8 Jesus Christ is the same yesterday and today and forever. (Heb 13:8)
A number of years before we came to New Life, I was part of a work team whose leader resigned. As a result, the leadership above us decided to make me the new leader even though I had less experience than any others on the team. The decision was not popular with the team, and it played out that way. They did nothing to help me succeed, and I did nothing to change their minds about my leadership. After a year-and-a-half of frustration and futility, I was invited to take a different position in the organization and left them behind.
But as God would have it, with a short respite of a year or so, and through neither my agency nor theirs, I was assigned to be their direct leader again, this time remotely. I don’t know how they greeted this providential turn of events, but I do know about this time they needed my help on something they couldn’t do on their own—and I was eager to serve them. The partnership worked and several years later on a visit, I was invited to stay in a team member’s home and did so as a friend and brother in Christ.
I can’t say that I don’t remember the pain of that year-and-a-half. It was hard. My response to their lack of support showed me to be self-protective, controlling, and quick to take offense. But there was room in God’s grace to give us another opportunity, and where human effort had led to failure, God’s mercy proved to be greater.
Our relationships with all kinds of people change: the power dynamics, the roles we play, the resources for making them work. For me in this team, I progressed from learner to peer, to leader, to coworker again and then leader again. Now I am simply a distant friend as we operate in different orbs.
Other relationships also fluctuate.
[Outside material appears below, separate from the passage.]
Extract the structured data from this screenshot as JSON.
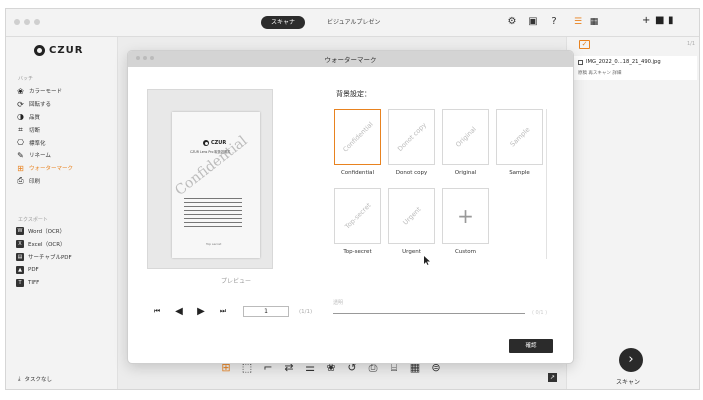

Our children depend on us for literally everything at the beginning. Then we serve as trainers in life, instructors, disciplers, and if God grants it: advisors, confidants, and brothers and sisters in the Lord, even sharers in helping the next generation along.
But while the roles and power of human relationships always ebb and flow, the divine relationship remains stable—at least from His end. He is always the Powerful One, Wisdom for us, King and Ruler. He does nothing to make this happen. It isn’t because he is ambitious or earns his leadership. Nor does He need our support. He simply is all these things as Holy God.
And yet despite this absolute power he holds, he chooses in Jesus to become peer, servant, and despised sacrificial lamb. His character of love, sense of justice, and unabated desire for relationship with us remains stable through all of our days and in all of his roles. And the only change in our relationship with him comes as we willingly acknowledge Him for who he is as we confess our bad leadership of our own lives. Our role moves from rebel to follower, child, intimate friend, and one day, co-heir of all he has.